→ **DATA TO PROCESS**:
● ● ● ● ● ● ●

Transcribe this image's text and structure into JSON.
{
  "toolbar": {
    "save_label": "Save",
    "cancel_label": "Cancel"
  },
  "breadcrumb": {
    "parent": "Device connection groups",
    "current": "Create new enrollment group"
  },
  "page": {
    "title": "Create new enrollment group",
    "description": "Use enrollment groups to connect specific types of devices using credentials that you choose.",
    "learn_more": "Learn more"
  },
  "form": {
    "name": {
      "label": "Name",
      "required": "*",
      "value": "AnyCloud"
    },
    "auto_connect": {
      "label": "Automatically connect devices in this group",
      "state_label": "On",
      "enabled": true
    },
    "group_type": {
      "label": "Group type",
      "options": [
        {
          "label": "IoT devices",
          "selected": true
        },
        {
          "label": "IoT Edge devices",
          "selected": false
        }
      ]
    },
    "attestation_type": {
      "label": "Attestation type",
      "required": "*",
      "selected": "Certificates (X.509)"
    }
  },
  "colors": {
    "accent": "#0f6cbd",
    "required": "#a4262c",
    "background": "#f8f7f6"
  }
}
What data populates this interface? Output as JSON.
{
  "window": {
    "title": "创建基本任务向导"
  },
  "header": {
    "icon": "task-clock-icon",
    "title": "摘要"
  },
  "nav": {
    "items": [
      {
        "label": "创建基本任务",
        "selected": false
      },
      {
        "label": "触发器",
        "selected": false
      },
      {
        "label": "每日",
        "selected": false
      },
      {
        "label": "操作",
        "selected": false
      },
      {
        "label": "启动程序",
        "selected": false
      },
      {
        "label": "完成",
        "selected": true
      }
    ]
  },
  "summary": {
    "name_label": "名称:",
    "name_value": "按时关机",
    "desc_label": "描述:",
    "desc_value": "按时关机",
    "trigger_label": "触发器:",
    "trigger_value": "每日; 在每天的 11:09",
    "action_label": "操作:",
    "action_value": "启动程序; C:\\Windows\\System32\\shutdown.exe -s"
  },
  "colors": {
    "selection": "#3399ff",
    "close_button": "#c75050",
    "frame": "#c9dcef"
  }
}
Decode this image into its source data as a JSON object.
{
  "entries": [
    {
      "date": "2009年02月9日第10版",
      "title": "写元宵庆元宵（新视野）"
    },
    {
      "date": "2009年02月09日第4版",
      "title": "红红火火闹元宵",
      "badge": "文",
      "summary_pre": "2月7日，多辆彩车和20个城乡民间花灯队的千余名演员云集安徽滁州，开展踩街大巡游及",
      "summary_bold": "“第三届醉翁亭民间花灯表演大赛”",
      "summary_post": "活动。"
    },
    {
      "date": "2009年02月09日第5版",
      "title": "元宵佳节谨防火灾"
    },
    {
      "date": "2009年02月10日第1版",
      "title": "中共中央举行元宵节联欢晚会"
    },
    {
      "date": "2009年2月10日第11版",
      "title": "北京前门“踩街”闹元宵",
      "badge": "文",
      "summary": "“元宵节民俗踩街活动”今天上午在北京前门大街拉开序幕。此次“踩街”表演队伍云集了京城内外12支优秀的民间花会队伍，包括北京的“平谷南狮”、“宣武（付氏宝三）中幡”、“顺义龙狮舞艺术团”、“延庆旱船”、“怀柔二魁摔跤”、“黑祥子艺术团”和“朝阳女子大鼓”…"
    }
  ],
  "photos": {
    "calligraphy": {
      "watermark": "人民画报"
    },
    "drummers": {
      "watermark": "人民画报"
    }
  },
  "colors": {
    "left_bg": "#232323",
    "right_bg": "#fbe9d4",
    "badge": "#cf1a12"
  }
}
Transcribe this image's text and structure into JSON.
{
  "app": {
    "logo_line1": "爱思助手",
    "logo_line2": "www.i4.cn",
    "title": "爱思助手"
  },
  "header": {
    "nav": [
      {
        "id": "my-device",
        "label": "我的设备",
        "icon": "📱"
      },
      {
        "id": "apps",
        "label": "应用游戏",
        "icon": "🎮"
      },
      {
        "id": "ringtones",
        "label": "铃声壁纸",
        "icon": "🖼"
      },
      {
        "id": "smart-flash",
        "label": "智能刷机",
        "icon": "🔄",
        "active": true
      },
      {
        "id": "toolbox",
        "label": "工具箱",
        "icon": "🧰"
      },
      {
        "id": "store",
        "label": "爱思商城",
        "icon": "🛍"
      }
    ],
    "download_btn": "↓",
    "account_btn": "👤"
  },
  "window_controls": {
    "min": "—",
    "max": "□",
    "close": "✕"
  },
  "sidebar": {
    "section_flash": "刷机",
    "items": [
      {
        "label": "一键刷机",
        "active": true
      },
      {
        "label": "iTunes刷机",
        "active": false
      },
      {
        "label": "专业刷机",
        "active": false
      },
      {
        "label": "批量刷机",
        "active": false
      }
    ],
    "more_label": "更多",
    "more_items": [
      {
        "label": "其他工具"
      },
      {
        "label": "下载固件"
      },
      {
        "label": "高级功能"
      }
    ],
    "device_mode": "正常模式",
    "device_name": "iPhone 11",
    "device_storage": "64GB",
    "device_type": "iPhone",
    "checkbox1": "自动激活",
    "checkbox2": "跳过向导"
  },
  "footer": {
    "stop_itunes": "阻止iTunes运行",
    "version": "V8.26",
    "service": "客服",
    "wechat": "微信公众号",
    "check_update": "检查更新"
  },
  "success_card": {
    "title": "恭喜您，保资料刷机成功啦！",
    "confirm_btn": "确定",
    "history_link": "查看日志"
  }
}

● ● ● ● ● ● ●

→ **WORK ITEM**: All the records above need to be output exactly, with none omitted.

→ **WRITTEN ANSWER**:
Transcribe this image's text and structure into JSON.
{
  "toolbar": {
    "save_label": "Save",
    "cancel_label": "Cancel"
  },
  "breadcrumb": {
    "parent": "Device connection groups",
    "current": "Create new enrollment group"
  },
  "page": {
    "title": "Create new enrollment group",
    "description": "Use enrollment groups to connect specific types of devices using credentials that you choose.",
    "learn_more": "Learn more"
  },
  "form": {
    "name": {
      "label": "Name",
      "required": "*",
      "value": "AnyCloud"
    },
    "auto_connect": {
      "label": "Automatically connect devices in this group",
      "state_label": "On",
      "enabled": true
    },
    "group_type": {
      "label": "Group type",
      "options": [
        {
          "label": "IoT devices",
          "selected": true
        },
        {
          "label": "IoT Edge devices",
          "selected": false
        }
      ]
    },
    "attestation_type": {
      "label": "Attestation type",
      "required": "*",
      "selected": "Certificates (X.509)"
    }
  },
  "colors": {
    "accent": "#0f6cbd",
    "required": "#a4262c",
    "background": "#f8f7f6"
  }
}
What data populates this interface? Output as JSON.
{
  "window": {
    "title": "创建基本任务向导"
  },
  "header": {
    "icon": "task-clock-icon",
    "title": "摘要"
  },
  "nav": {
    "items": [
      {
        "label": "创建基本任务",
        "selected": false
      },
      {
        "label": "触发器",
        "selected": false
      },
      {
        "label": "每日",
        "selected": false
      },
      {
        "label": "操作",
        "selected": false
      },
      {
        "label": "启动程序",
        "selected": false
      },
      {
        "label": "完成",
        "selected": true
      }
    ]
  },
  "summary": {
    "name_label": "名称:",
    "name_value": "按时关机",
    "desc_label": "描述:",
    "desc_value": "按时关机",
    "trigger_label": "触发器:",
    "trigger_value": "每日; 在每天的 11:09",
    "action_label": "操作:",
    "action_value": "启动程序; C:\\Windows\\System32\\shutdown.exe -s"
  },
  "colors": {
    "selection": "#3399ff",
    "close_button": "#c75050",
    "frame": "#c9dcef"
  }
}
Decode this image into its source data as a JSON object.
{
  "entries": [
    {
      "date": "2009年02月9日第10版",
      "title": "写元宵庆元宵（新视野）"
    },
    {
      "date": "2009年02月09日第4版",
      "title": "红红火火闹元宵",
      "badge": "文",
      "summary_pre": "2月7日，多辆彩车和20个城乡民间花灯队的千余名演员云集安徽滁州，开展踩街大巡游及",
      "summary_bold": "“第三届醉翁亭民间花灯表演大赛”",
      "summary_post": "活动。"
    },
    {
      "date": "2009年02月09日第5版",
      "title": "元宵佳节谨防火灾"
    },
    {
      "date": "2009年02月10日第1版",
      "title": "中共中央举行元宵节联欢晚会"
    },
    {
      "date": "2009年2月10日第11版",
      "title": "北京前门“踩街”闹元宵",
      "badge": "文",
      "summary": "“元宵节民俗踩街活动”今天上午在北京前门大街拉开序幕。此次“踩街”表演队伍云集了京城内外12支优秀的民间花会队伍，包括北京的“平谷南狮”、“宣武（付氏宝三）中幡”、“顺义龙狮舞艺术团”、“延庆旱船”、“怀柔二魁摔跤”、“黑祥子艺术团”和“朝阳女子大鼓”…"
    }
  ],
  "photos": {
    "calligraphy": {
      "watermark": "人民画报"
    },
    "drummers": {
      "watermark": "人民画报"
    }
  },
  "colors": {
    "left_bg": "#232323",
    "right_bg": "#fbe9d4",
    "badge": "#cf1a12"
  }
}
Transcribe this image's text and structure into JSON.
{
  "app": {
    "logo_line1": "爱思助手",
    "logo_line2": "www.i4.cn",
    "title": "爱思助手"
  },
  "header": {
    "nav": [
      {
        "id": "my-device",
        "label": "我的设备",
        "icon": "📱"
      },
      {
        "id": "apps",
        "label": "应用游戏",
        "icon": "🎮"
      },
      {
        "id": "ringtones",
        "label": "铃声壁纸",
        "icon": "🖼"
      },
      {
        "id": "smart-flash",
        "label": "智能刷机",
        "icon": "🔄",
        "active": true
      },
      {
        "id": "toolbox",
        "label": "工具箱",
        "icon": "🧰"
      },
      {
        "id": "store",
        "label": "爱思商城",
        "icon": "🛍"
      }
    ],
    "download_btn": "↓",
    "account_btn": "👤"
  },
  "window_controls": {
    "min": "—",
    "max": "□",
    "close": "✕"
  },
  "sidebar": {
    "section_flash": "刷机",
    "items": [
      {
        "label": "一键刷机",
        "active": true
      },
      {
        "label": "iTunes刷机",
        "active": false
      },
      {
        "label": "专业刷机",
        "active": false
      },
      {
        "label": "批量刷机",
        "active": false
      }
    ],
    "more_label": "更多",
    "more_items": [
      {
        "label": "其他工具"
      },
      {
        "label": "下载固件"
      },
      {
        "label": "高级功能"
      }
    ],
    "device_mode": "正常模式",
    "device_name": "iPhone 11",
    "device_storage": "64GB",
    "device_type": "iPhone",
    "checkbox1": "自动激活",
    "checkbox2": "跳过向导"
  },
  "footer": {
    "stop_itunes": "阻止iTunes运行",
    "version": "V8.26",
    "service": "客服",
    "wechat": "微信公众号",
    "check_update": "检查更新"
  },
  "success_card": {
    "title": "恭喜您，保资料刷机成功啦！",
    "confirm_btn": "确定",
    "history_link": "查看日志"
  }
}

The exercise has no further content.